▸ Goal of the exercise
What is needed here is an exact printout of the data, with no pictures included.

(Items from an interface collection)
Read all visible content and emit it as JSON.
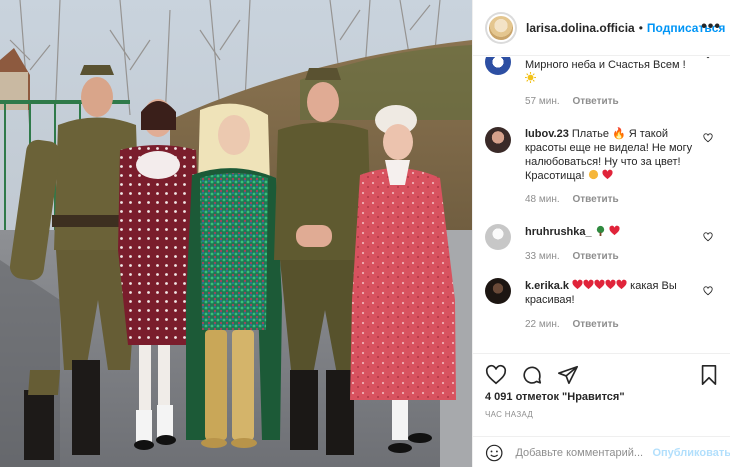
{
  "header": {
    "username": "larisa.dolina.officia",
    "separator": "•",
    "follow_label": "Подписаться",
    "more_label": "•••"
  },
  "comments": [
    {
      "text": "Мирного неба и Счастья Всем !",
      "emoji": "sun",
      "time": "57 мин.",
      "reply": "Ответить",
      "avatar_color": "#2d4fa3"
    },
    {
      "username": "lubov.23",
      "text": "Платье 🔥 Я такой красоты еще не видела! Не могу налюбоваться! Ну что за цвет! Красотища!",
      "time": "48 мин.",
      "reply": "Ответить",
      "avatar_color": "#3a2a28"
    },
    {
      "username": "hruhrushka_",
      "text": "",
      "time": "33 мин.",
      "reply": "Ответить",
      "avatar_color": "#c7c7c7"
    },
    {
      "username": "k.erika.k",
      "text": "какая Вы красивая!",
      "time": "22 мин.",
      "reply": "Ответить",
      "avatar_color": "#1d1612"
    }
  ],
  "actions": {
    "like_icon": "heart-icon",
    "comment_icon": "comment-icon",
    "share_icon": "share-icon",
    "save_icon": "bookmark-icon"
  },
  "likes_text": "4 091 отметок \"Нравится\"",
  "time_ago": "ЧАС НАЗАД",
  "add_comment": {
    "placeholder": "Добавьте комментарий...",
    "publish_label": "Опубликовать"
  },
  "colors": {
    "accent": "#0095f6",
    "publish_disabled": "#b2dffc",
    "heart_red": "#ed4956"
  }
}
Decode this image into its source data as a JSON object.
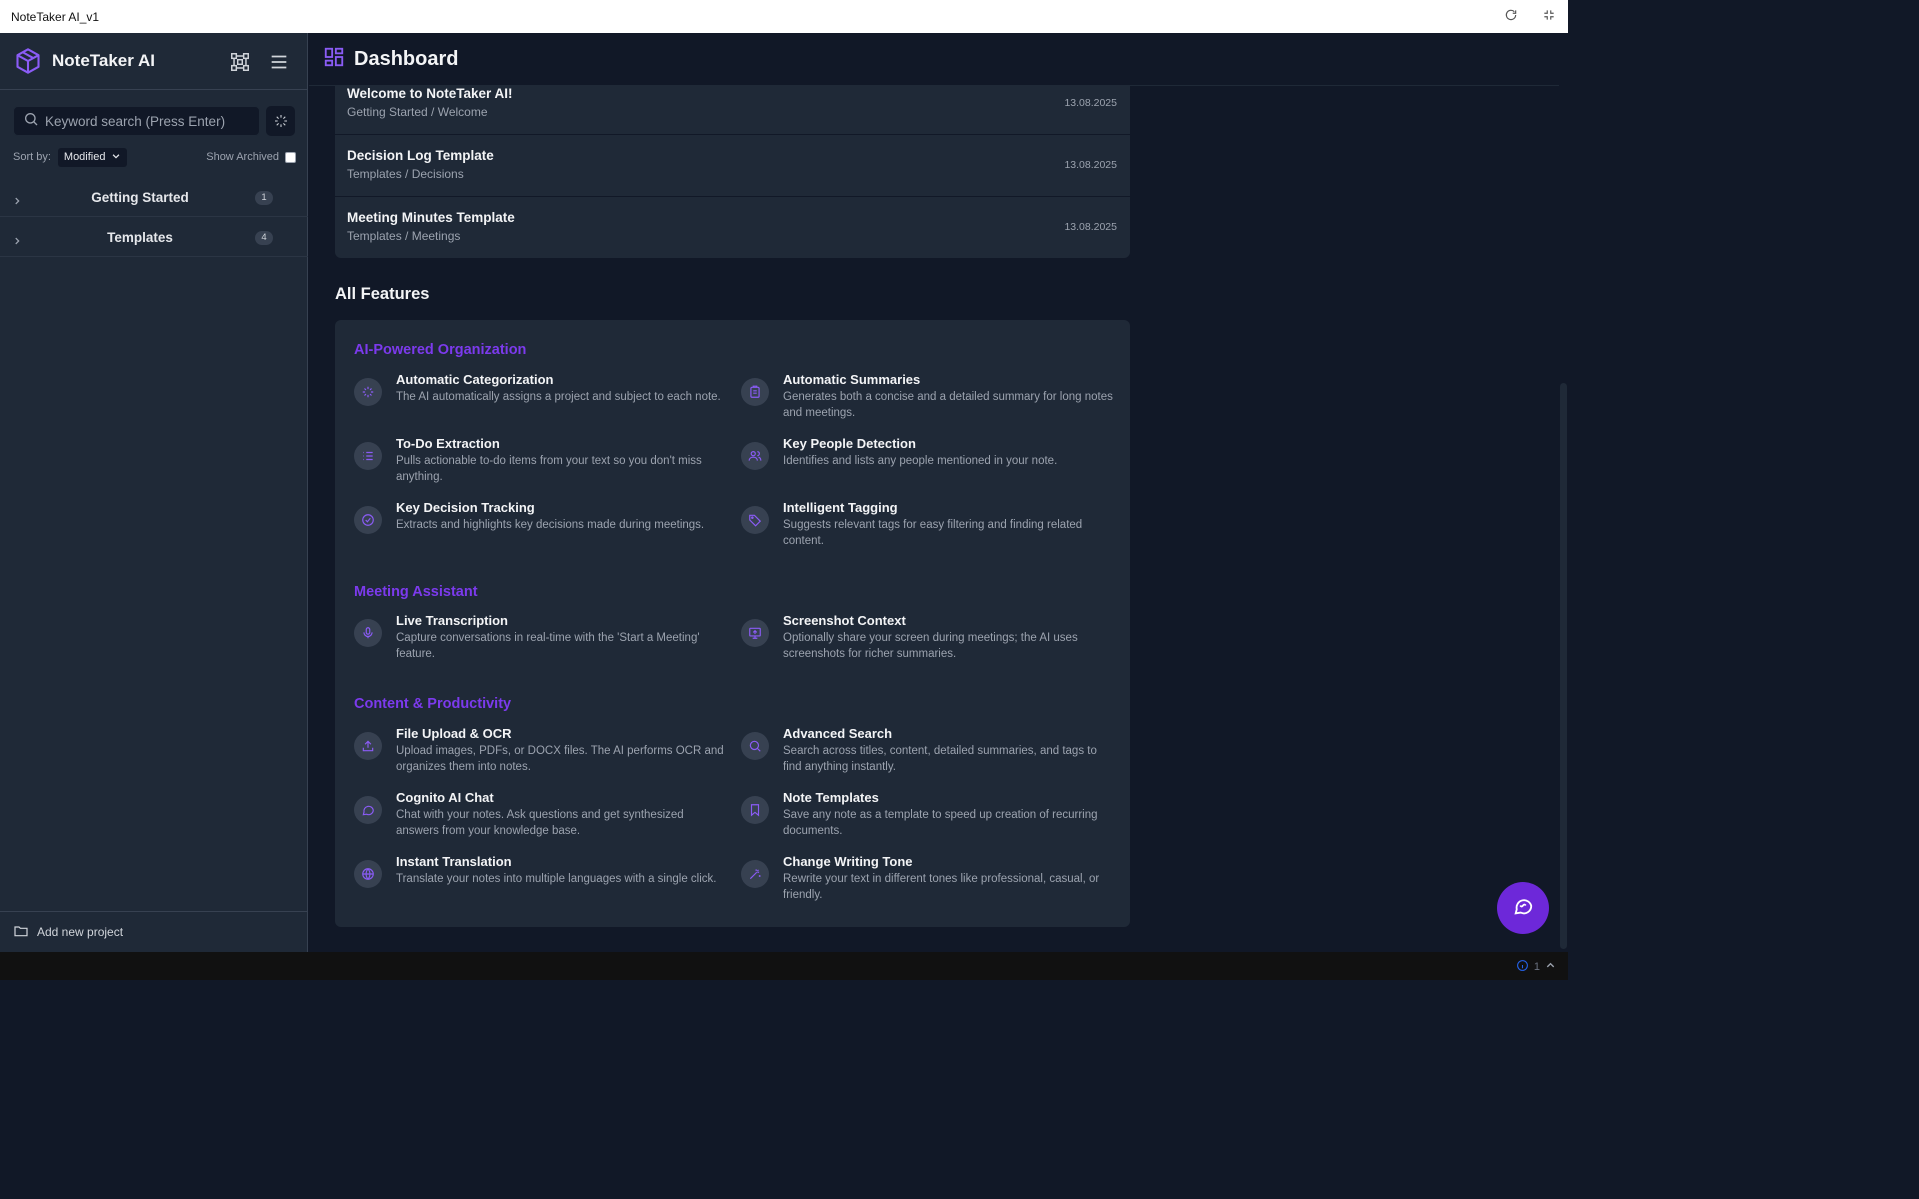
{
  "window": {
    "title": "NoteTaker AI_v1"
  },
  "sidebar": {
    "brand": "NoteTaker AI",
    "search": {
      "placeholder": "Keyword search (Press Enter)",
      "value": ""
    },
    "sort": {
      "label": "Sort by:",
      "selected": "Modified"
    },
    "show_archived_label": "Show Archived",
    "projects": [
      {
        "name": "Getting Started",
        "count": "1"
      },
      {
        "name": "Templates",
        "count": "4"
      }
    ],
    "add_project_label": "Add new project"
  },
  "main": {
    "title": "Dashboard",
    "recent_notes": [
      {
        "title": "Welcome to NoteTaker AI!",
        "path": "Getting Started / Welcome",
        "date": "13.08.2025"
      },
      {
        "title": "Decision Log Template",
        "path": "Templates / Decisions",
        "date": "13.08.2025"
      },
      {
        "title": "Meeting Minutes Template",
        "path": "Templates / Meetings",
        "date": "13.08.2025"
      }
    ],
    "all_features_title": "All Features",
    "sections": [
      {
        "title": "AI-Powered Organization"
      },
      {
        "title": "Meeting Assistant"
      },
      {
        "title": "Content & Productivity"
      }
    ],
    "features": [
      {
        "icon": "sparkle-icon",
        "title": "Automatic Categorization",
        "desc": "The AI automatically assigns a project and subject to each note."
      },
      {
        "icon": "clipboard-icon",
        "title": "Automatic Summaries",
        "desc": "Generates both a concise and a detailed summary for long notes and meetings."
      },
      {
        "icon": "list-icon",
        "title": "To-Do Extraction",
        "desc": "Pulls actionable to-do items from your text so you don't miss anything."
      },
      {
        "icon": "people-icon",
        "title": "Key People Detection",
        "desc": "Identifies and lists any people mentioned in your note."
      },
      {
        "icon": "check-circle-icon",
        "title": "Key Decision Tracking",
        "desc": "Extracts and highlights key decisions made during meetings."
      },
      {
        "icon": "tag-icon",
        "title": "Intelligent Tagging",
        "desc": "Suggests relevant tags for easy filtering and finding related content."
      },
      {
        "icon": "microphone-icon",
        "title": "Live Transcription",
        "desc": "Capture conversations in real-time with the 'Start a Meeting' feature."
      },
      {
        "icon": "screen-share-icon",
        "title": "Screenshot Context",
        "desc": "Optionally share your screen during meetings; the AI uses screenshots for richer summaries."
      },
      {
        "icon": "upload-icon",
        "title": "File Upload & OCR",
        "desc": "Upload images, PDFs, or DOCX files. The AI performs OCR and organizes them into notes."
      },
      {
        "icon": "search-icon",
        "title": "Advanced Search",
        "desc": "Search across titles, content, detailed summaries, and tags to find anything instantly."
      },
      {
        "icon": "chat-bubble-icon",
        "title": "Cognito AI Chat",
        "desc": "Chat with your notes. Ask questions and get synthesized answers from your knowledge base."
      },
      {
        "icon": "bookmark-icon",
        "title": "Note Templates",
        "desc": "Save any note as a template to speed up creation of recurring documents."
      },
      {
        "icon": "globe-icon",
        "title": "Instant Translation",
        "desc": "Translate your notes into multiple languages with a single click."
      },
      {
        "icon": "magic-wand-icon",
        "title": "Change Writing Tone",
        "desc": "Rewrite your text in different tones like professional, casual, or friendly."
      }
    ]
  },
  "statusbar": {
    "info_count": "1"
  },
  "colors": {
    "accent": "#7c3aed",
    "sidebar_bg": "#1f2937",
    "main_bg": "#111827"
  }
}
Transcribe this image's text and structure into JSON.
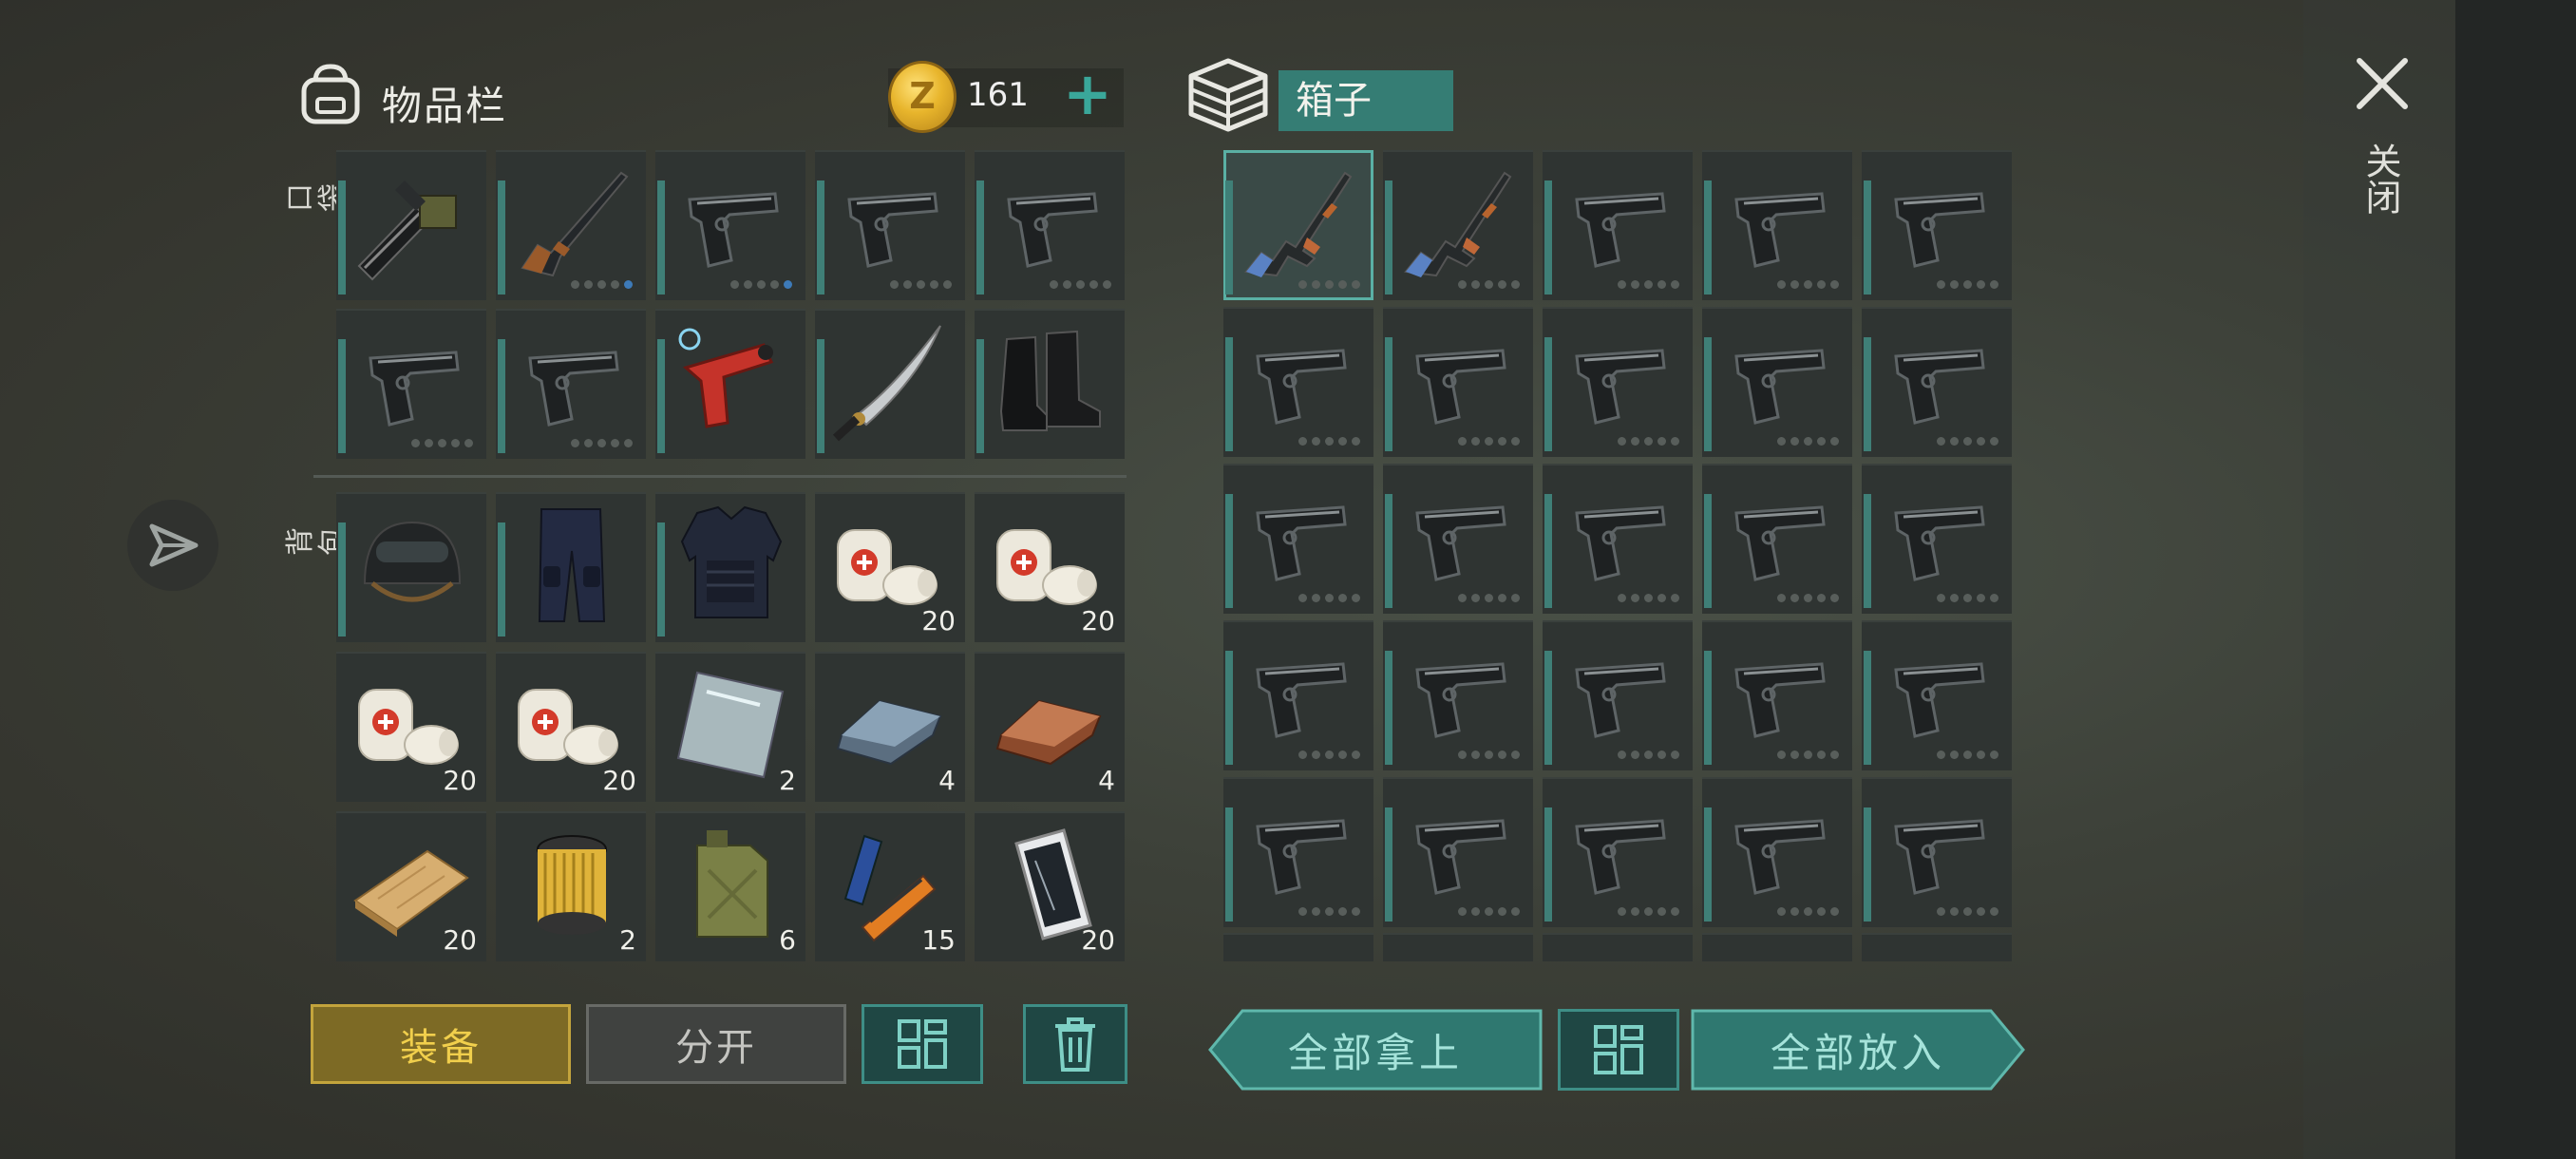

▸ Final answer
Read all visible content and emit it as JSON.
{
  "header": {
    "username": "larisa.dolina.officia",
    "separator": "•",
    "follow_label": "Подписаться",
    "more_label": "•••"
  },
  "comments": [
    {
      "text": "Мирного неба и Счастья Всем !",
      "emoji": "sun",
      "time": "57 мин.",
      "reply": "Ответить",
      "avatar_color": "#2d4fa3"
    },
    {
      "username": "lubov.23",
      "text": "Платье 🔥 Я такой красоты еще не видела! Не могу налюбоваться! Ну что за цвет! Красотища!",
      "time": "48 мин.",
      "reply": "Ответить",
      "avatar_color": "#3a2a28"
    },
    {
      "username": "hruhrushka_",
      "text": "",
      "time": "33 мин.",
      "reply": "Ответить",
      "avatar_color": "#c7c7c7"
    },
    {
      "username": "k.erika.k",
      "text": "какая Вы красивая!",
      "time": "22 мин.",
      "reply": "Ответить",
      "avatar_color": "#1d1612"
    }
  ],
  "actions": {
    "like_icon": "heart-icon",
    "comment_icon": "comment-icon",
    "share_icon": "share-icon",
    "save_icon": "bookmark-icon"
  },
  "likes_text": "4 091 отметок \"Нравится\"",
  "time_ago": "ЧАС НАЗАД",
  "add_comment": {
    "placeholder": "Добавьте комментарий...",
    "publish_label": "Опубликовать"
  },
  "colors": {
    "accent": "#0095f6",
    "publish_disabled": "#b2dffc",
    "heart_red": "#ed4956"
  }
}
Decode this image into its source data as a JSON object.
{
  "window": {
    "title": "NoteTaker AI_v1"
  },
  "sidebar": {
    "brand": "NoteTaker AI",
    "search": {
      "placeholder": "Keyword search (Press Enter)",
      "value": ""
    },
    "sort": {
      "label": "Sort by:",
      "selected": "Modified"
    },
    "show_archived_label": "Show Archived",
    "projects": [
      {
        "name": "Getting Started",
        "count": "1"
      },
      {
        "name": "Templates",
        "count": "4"
      }
    ],
    "add_project_label": "Add new project"
  },
  "main": {
    "title": "Dashboard",
    "recent_notes": [
      {
        "title": "Welcome to NoteTaker AI!",
        "path": "Getting Started / Welcome",
        "date": "13.08.2025"
      },
      {
        "title": "Decision Log Template",
        "path": "Templates / Decisions",
        "date": "13.08.2025"
      },
      {
        "title": "Meeting Minutes Template",
        "path": "Templates / Meetings",
        "date": "13.08.2025"
      }
    ],
    "all_features_title": "All Features",
    "sections": [
      {
        "title": "AI-Powered Organization"
      },
      {
        "title": "Meeting Assistant"
      },
      {
        "title": "Content & Productivity"
      }
    ],
    "features": [
      {
        "icon": "sparkle-icon",
        "title": "Automatic Categorization",
        "desc": "The AI automatically assigns a project and subject to each note."
      },
      {
        "icon": "clipboard-icon",
        "title": "Automatic Summaries",
        "desc": "Generates both a concise and a detailed summary for long notes and meetings."
      },
      {
        "icon": "list-icon",
        "title": "To-Do Extraction",
        "desc": "Pulls actionable to-do items from your text so you don't miss anything."
      },
      {
        "icon": "people-icon",
        "title": "Key People Detection",
        "desc": "Identifies and lists any people mentioned in your note."
      },
      {
        "icon": "check-circle-icon",
        "title": "Key Decision Tracking",
        "desc": "Extracts and highlights key decisions made during meetings."
      },
      {
        "icon": "tag-icon",
        "title": "Intelligent Tagging",
        "desc": "Suggests relevant tags for easy filtering and finding related content."
      },
      {
        "icon": "microphone-icon",
        "title": "Live Transcription",
        "desc": "Capture conversations in real-time with the 'Start a Meeting' feature."
      },
      {
        "icon": "screen-share-icon",
        "title": "Screenshot Context",
        "desc": "Optionally share your screen during meetings; the AI uses screenshots for richer summaries."
      },
      {
        "icon": "upload-icon",
        "title": "File Upload & OCR",
        "desc": "Upload images, PDFs, or DOCX files. The AI performs OCR and organizes them into notes."
      },
      {
        "icon": "search-icon",
        "title": "Advanced Search",
        "desc": "Search across titles, content, detailed summaries, and tags to find anything instantly."
      },
      {
        "icon": "chat-bubble-icon",
        "title": "Cognito AI Chat",
        "desc": "Chat with your notes. Ask questions and get synthesized answers from your knowledge base."
      },
      {
        "icon": "bookmark-icon",
        "title": "Note Templates",
        "desc": "Save any note as a template to speed up creation of recurring documents."
      },
      {
        "icon": "globe-icon",
        "title": "Instant Translation",
        "desc": "Translate your notes into multiple languages with a single click."
      },
      {
        "icon": "magic-wand-icon",
        "title": "Change Writing Tone",
        "desc": "Rewrite your text in different tones like professional, casual, or friendly."
      }
    ]
  },
  "statusbar": {
    "info_count": "1"
  },
  "colors": {
    "accent": "#7c3aed",
    "sidebar_bg": "#1f2937",
    "main_bg": "#111827"
  }
}
Transcribe this image's text and structure into JSON.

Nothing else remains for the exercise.